Problem.
Could the data below be retyped exactly, without its pictures?

[Interface dataset entries]
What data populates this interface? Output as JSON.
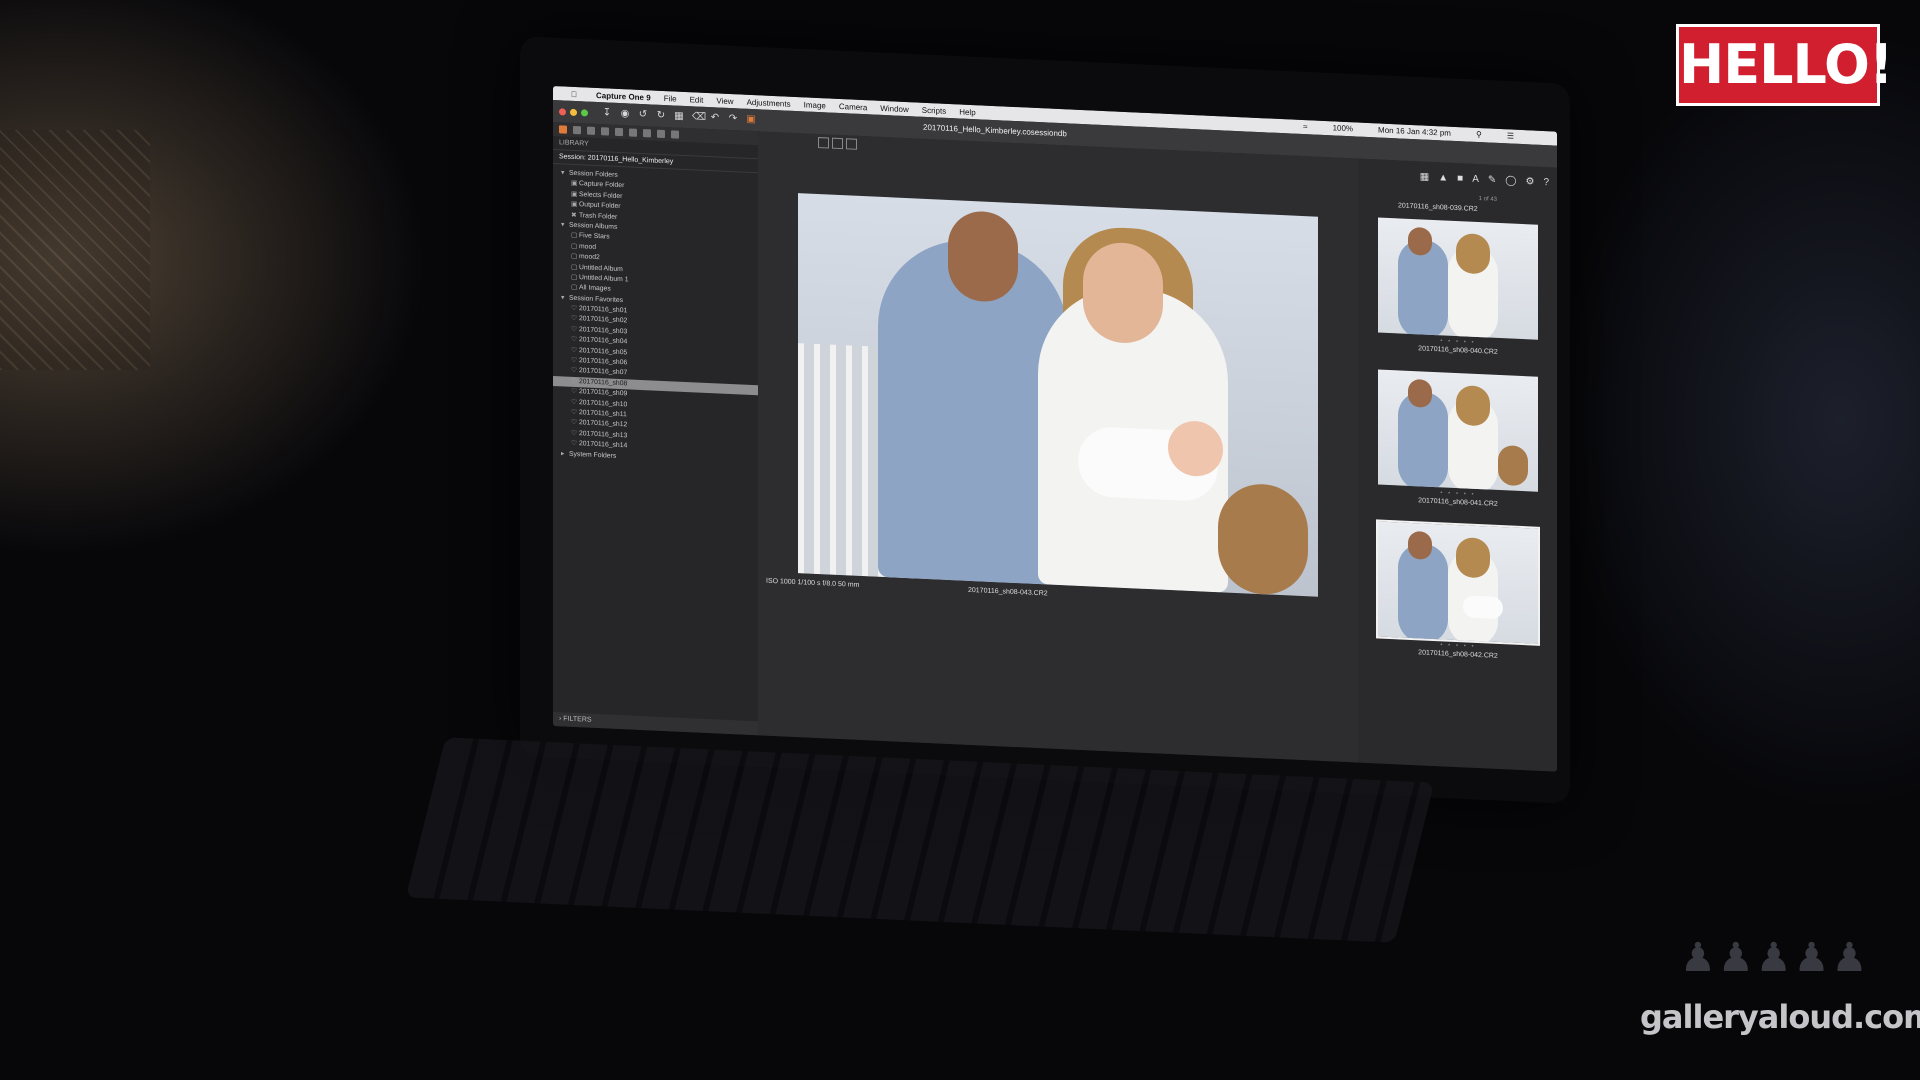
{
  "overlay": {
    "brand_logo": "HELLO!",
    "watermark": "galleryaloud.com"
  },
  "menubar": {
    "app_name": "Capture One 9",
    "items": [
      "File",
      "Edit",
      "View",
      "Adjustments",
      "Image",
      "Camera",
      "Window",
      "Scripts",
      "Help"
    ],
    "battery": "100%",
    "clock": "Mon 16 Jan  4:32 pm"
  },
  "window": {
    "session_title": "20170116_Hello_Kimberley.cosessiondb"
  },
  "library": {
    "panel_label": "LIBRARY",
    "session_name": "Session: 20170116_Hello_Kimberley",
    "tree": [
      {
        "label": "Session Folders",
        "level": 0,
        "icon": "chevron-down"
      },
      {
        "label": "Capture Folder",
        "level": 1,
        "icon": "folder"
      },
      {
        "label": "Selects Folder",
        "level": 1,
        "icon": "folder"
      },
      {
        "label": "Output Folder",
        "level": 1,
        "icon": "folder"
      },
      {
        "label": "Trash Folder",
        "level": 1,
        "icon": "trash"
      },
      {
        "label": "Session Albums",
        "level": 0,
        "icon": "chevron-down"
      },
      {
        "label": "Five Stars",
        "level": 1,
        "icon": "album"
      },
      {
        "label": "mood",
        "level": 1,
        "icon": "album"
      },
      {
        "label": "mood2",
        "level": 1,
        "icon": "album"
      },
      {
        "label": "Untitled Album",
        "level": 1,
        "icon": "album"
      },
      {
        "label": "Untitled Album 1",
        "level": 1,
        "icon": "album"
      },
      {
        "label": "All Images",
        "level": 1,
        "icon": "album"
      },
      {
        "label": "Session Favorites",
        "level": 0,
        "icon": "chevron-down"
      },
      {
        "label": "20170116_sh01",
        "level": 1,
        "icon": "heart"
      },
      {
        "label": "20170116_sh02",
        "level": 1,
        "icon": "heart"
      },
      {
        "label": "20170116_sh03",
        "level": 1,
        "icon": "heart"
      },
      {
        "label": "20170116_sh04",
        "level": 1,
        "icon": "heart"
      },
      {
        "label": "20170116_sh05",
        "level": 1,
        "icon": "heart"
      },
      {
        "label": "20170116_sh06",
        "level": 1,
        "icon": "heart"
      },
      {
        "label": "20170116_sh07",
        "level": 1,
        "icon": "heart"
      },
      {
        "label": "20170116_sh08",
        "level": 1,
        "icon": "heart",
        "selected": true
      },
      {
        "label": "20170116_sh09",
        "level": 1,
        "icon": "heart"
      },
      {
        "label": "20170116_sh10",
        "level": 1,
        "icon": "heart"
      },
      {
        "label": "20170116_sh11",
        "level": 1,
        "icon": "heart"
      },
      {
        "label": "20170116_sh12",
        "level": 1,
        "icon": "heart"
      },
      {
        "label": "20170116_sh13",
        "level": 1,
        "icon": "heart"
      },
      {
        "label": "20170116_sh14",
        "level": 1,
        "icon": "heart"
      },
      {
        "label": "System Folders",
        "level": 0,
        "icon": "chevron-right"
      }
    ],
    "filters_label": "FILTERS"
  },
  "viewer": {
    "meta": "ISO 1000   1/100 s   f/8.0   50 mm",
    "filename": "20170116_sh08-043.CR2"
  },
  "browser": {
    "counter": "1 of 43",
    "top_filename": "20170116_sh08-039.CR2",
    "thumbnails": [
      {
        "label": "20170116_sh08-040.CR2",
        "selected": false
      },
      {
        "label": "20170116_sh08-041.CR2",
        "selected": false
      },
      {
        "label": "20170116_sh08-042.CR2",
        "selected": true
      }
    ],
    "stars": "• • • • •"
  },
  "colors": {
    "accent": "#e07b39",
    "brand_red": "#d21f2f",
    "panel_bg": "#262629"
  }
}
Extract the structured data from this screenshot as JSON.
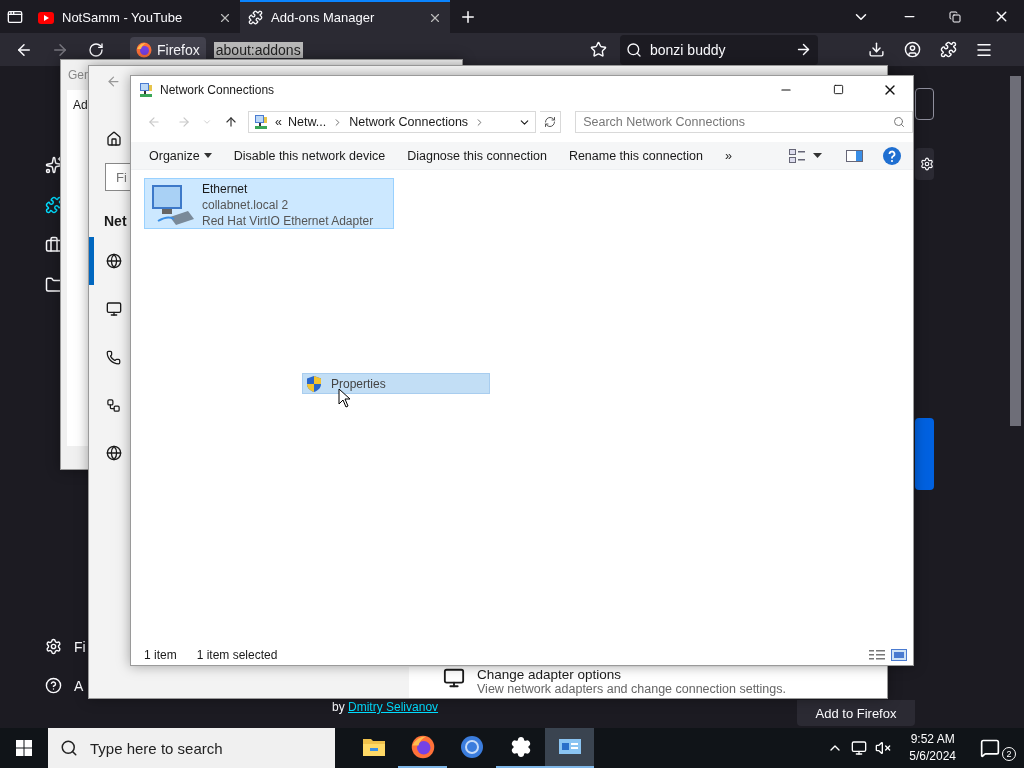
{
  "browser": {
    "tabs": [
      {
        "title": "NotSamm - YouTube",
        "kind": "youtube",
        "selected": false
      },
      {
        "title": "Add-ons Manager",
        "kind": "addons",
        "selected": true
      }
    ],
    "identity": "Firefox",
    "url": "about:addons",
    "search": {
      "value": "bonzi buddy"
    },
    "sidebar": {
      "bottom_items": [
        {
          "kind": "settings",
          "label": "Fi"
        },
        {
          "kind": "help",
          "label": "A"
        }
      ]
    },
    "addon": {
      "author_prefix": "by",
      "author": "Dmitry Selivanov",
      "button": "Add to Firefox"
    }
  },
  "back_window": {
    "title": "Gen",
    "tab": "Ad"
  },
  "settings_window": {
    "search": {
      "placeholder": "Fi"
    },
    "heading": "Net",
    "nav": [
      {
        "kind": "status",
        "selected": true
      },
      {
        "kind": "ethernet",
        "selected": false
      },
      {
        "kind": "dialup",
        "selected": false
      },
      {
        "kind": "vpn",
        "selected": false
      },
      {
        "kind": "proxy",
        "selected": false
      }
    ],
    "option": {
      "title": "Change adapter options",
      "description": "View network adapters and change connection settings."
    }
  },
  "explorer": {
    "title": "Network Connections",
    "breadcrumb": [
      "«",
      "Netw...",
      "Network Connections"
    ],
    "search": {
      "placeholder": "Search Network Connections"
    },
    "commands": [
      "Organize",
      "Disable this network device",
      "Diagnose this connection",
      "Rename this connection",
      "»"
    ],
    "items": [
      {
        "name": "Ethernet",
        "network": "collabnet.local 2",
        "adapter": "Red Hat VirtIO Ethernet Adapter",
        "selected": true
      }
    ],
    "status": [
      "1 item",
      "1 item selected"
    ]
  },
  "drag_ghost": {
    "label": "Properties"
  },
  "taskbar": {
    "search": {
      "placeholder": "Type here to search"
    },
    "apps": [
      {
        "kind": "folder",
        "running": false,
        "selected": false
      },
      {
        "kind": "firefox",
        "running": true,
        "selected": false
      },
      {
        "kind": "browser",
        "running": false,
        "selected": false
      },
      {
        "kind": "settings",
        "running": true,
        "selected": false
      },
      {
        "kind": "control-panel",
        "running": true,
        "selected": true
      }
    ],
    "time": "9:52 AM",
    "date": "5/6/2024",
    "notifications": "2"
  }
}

Response box.
What data populates this interface? Output as JSON.
{
  "overlay": {
    "brand_logo": "HELLO!",
    "watermark": "galleryaloud.com"
  },
  "menubar": {
    "app_name": "Capture One 9",
    "items": [
      "File",
      "Edit",
      "View",
      "Adjustments",
      "Image",
      "Camera",
      "Window",
      "Scripts",
      "Help"
    ],
    "battery": "100%",
    "clock": "Mon 16 Jan  4:32 pm"
  },
  "window": {
    "session_title": "20170116_Hello_Kimberley.cosessiondb"
  },
  "library": {
    "panel_label": "LIBRARY",
    "session_name": "Session: 20170116_Hello_Kimberley",
    "tree": [
      {
        "label": "Session Folders",
        "level": 0,
        "icon": "chevron-down"
      },
      {
        "label": "Capture Folder",
        "level": 1,
        "icon": "folder"
      },
      {
        "label": "Selects Folder",
        "level": 1,
        "icon": "folder"
      },
      {
        "label": "Output Folder",
        "level": 1,
        "icon": "folder"
      },
      {
        "label": "Trash Folder",
        "level": 1,
        "icon": "trash"
      },
      {
        "label": "Session Albums",
        "level": 0,
        "icon": "chevron-down"
      },
      {
        "label": "Five Stars",
        "level": 1,
        "icon": "album"
      },
      {
        "label": "mood",
        "level": 1,
        "icon": "album"
      },
      {
        "label": "mood2",
        "level": 1,
        "icon": "album"
      },
      {
        "label": "Untitled Album",
        "level": 1,
        "icon": "album"
      },
      {
        "label": "Untitled Album 1",
        "level": 1,
        "icon": "album"
      },
      {
        "label": "All Images",
        "level": 1,
        "icon": "album"
      },
      {
        "label": "Session Favorites",
        "level": 0,
        "icon": "chevron-down"
      },
      {
        "label": "20170116_sh01",
        "level": 1,
        "icon": "heart"
      },
      {
        "label": "20170116_sh02",
        "level": 1,
        "icon": "heart"
      },
      {
        "label": "20170116_sh03",
        "level": 1,
        "icon": "heart"
      },
      {
        "label": "20170116_sh04",
        "level": 1,
        "icon": "heart"
      },
      {
        "label": "20170116_sh05",
        "level": 1,
        "icon": "heart"
      },
      {
        "label": "20170116_sh06",
        "level": 1,
        "icon": "heart"
      },
      {
        "label": "20170116_sh07",
        "level": 1,
        "icon": "heart"
      },
      {
        "label": "20170116_sh08",
        "level": 1,
        "icon": "heart",
        "selected": true
      },
      {
        "label": "20170116_sh09",
        "level": 1,
        "icon": "heart"
      },
      {
        "label": "20170116_sh10",
        "level": 1,
        "icon": "heart"
      },
      {
        "label": "20170116_sh11",
        "level": 1,
        "icon": "heart"
      },
      {
        "label": "20170116_sh12",
        "level": 1,
        "icon": "heart"
      },
      {
        "label": "20170116_sh13",
        "level": 1,
        "icon": "heart"
      },
      {
        "label": "20170116_sh14",
        "level": 1,
        "icon": "heart"
      },
      {
        "label": "System Folders",
        "level": 0,
        "icon": "chevron-right"
      }
    ],
    "filters_label": "FILTERS"
  },
  "viewer": {
    "meta": "ISO 1000   1/100 s   f/8.0   50 mm",
    "filename": "20170116_sh08-043.CR2"
  },
  "browser": {
    "counter": "1 of 43",
    "top_filename": "20170116_sh08-039.CR2",
    "thumbnails": [
      {
        "label": "20170116_sh08-040.CR2",
        "selected": false
      },
      {
        "label": "20170116_sh08-041.CR2",
        "selected": false
      },
      {
        "label": "20170116_sh08-042.CR2",
        "selected": true
      }
    ],
    "stars": "• • • • •"
  },
  "colors": {
    "accent": "#e07b39",
    "brand_red": "#d21f2f",
    "panel_bg": "#262629"
  }
}
Extract the structured data from this screenshot as JSON.
{
  "browser": {
    "tabs": [
      {
        "title": "NotSamm - YouTube",
        "kind": "youtube",
        "selected": false
      },
      {
        "title": "Add-ons Manager",
        "kind": "addons",
        "selected": true
      }
    ],
    "identity": "Firefox",
    "url": "about:addons",
    "search": {
      "value": "bonzi buddy"
    },
    "sidebar": {
      "bottom_items": [
        {
          "kind": "settings",
          "label": "Fi"
        },
        {
          "kind": "help",
          "label": "A"
        }
      ]
    },
    "addon": {
      "author_prefix": "by",
      "author": "Dmitry Selivanov",
      "button": "Add to Firefox"
    }
  },
  "back_window": {
    "title": "Gen",
    "tab": "Ad"
  },
  "settings_window": {
    "search": {
      "placeholder": "Fi"
    },
    "heading": "Net",
    "nav": [
      {
        "kind": "status",
        "selected": true
      },
      {
        "kind": "ethernet",
        "selected": false
      },
      {
        "kind": "dialup",
        "selected": false
      },
      {
        "kind": "vpn",
        "selected": false
      },
      {
        "kind": "proxy",
        "selected": false
      }
    ],
    "option": {
      "title": "Change adapter options",
      "description": "View network adapters and change connection settings."
    }
  },
  "explorer": {
    "title": "Network Connections",
    "breadcrumb": [
      "«",
      "Netw...",
      "Network Connections"
    ],
    "search": {
      "placeholder": "Search Network Connections"
    },
    "commands": [
      "Organize",
      "Disable this network device",
      "Diagnose this connection",
      "Rename this connection",
      "»"
    ],
    "items": [
      {
        "name": "Ethernet",
        "network": "collabnet.local 2",
        "adapter": "Red Hat VirtIO Ethernet Adapter",
        "selected": true
      }
    ],
    "status": [
      "1 item",
      "1 item selected"
    ]
  },
  "drag_ghost": {
    "label": "Properties"
  },
  "taskbar": {
    "search": {
      "placeholder": "Type here to search"
    },
    "apps": [
      {
        "kind": "folder",
        "running": false,
        "selected": false
      },
      {
        "kind": "firefox",
        "running": true,
        "selected": false
      },
      {
        "kind": "browser",
        "running": false,
        "selected": false
      },
      {
        "kind": "settings",
        "running": true,
        "selected": false
      },
      {
        "kind": "control-panel",
        "running": true,
        "selected": true
      }
    ],
    "time": "9:52 AM",
    "date": "5/6/2024",
    "notifications": "2"
  }
}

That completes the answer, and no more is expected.